According to reports, despite inherent benefits, biomass-based power projects in the country are facing problems due to high operation cost, Secretary of Ministry of New and Renewable Energy (MNRE) Upendra Tripathy today said.
“Despite so many inherent benefits, a number of biomass power projects have of late been facing problems due to high cost of operation,” he said.
Tripathy said this was mainly due to continuous rise in biomass prices while the revision of tariff for biomass-based power by SERC’s too has not kept pace with the increasing costs of biomass.
He said existing inconsistencies in values of certain parameters have to be harmonised and taken into account by SERC’s for determination of tariff.
“In the current scenario, financial institutions have displayed a reluctance in financing biomass power projects, thereby posing problems for new investments in the sector.
“The distribution companies, who are key to the off-take of biomass power, have also not been pro-active. They could play a more pro-active and encouraging role in order to promote the sector,” he said after inaugurating a workshop on “Regulatory and Financial Barriers and Challenges in Power Generation from Biomass”.

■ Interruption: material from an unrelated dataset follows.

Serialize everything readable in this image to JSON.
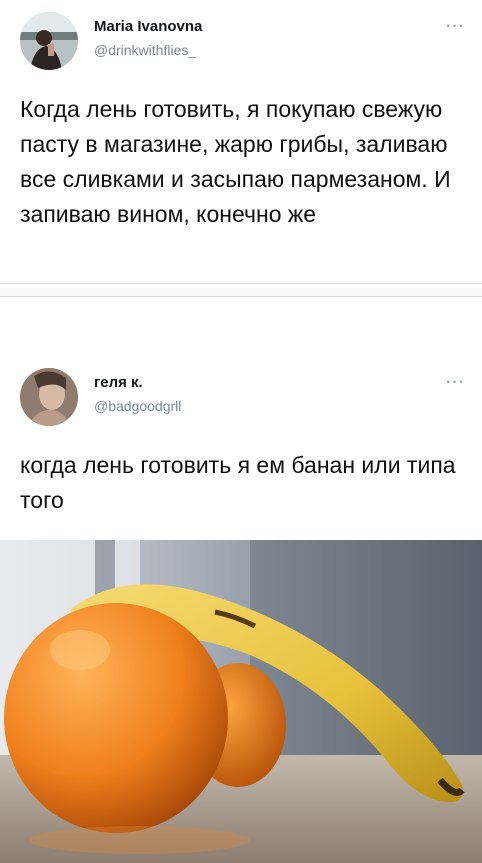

He appealed to SERCs to help in effecting reforms by taking cognizance of revised regulations recently notified by Central Electricity Regulatory Commission (CERC) and pass on the benefits to biomass power producers so that their plants can run economically.
CERC has also approved values for critical parameters and recommended annual revision of fuel price based on independent survey, a ministry statement said.
Underlining the importance of biomass-based power generation, the Secretary said it plays a very important role among various renewable sources due to its high Plant Load Factor (PLF), affordable unit cost of generation, potential to provide large scale productive employment and other economic benefits to farmers who are main producers of biomass.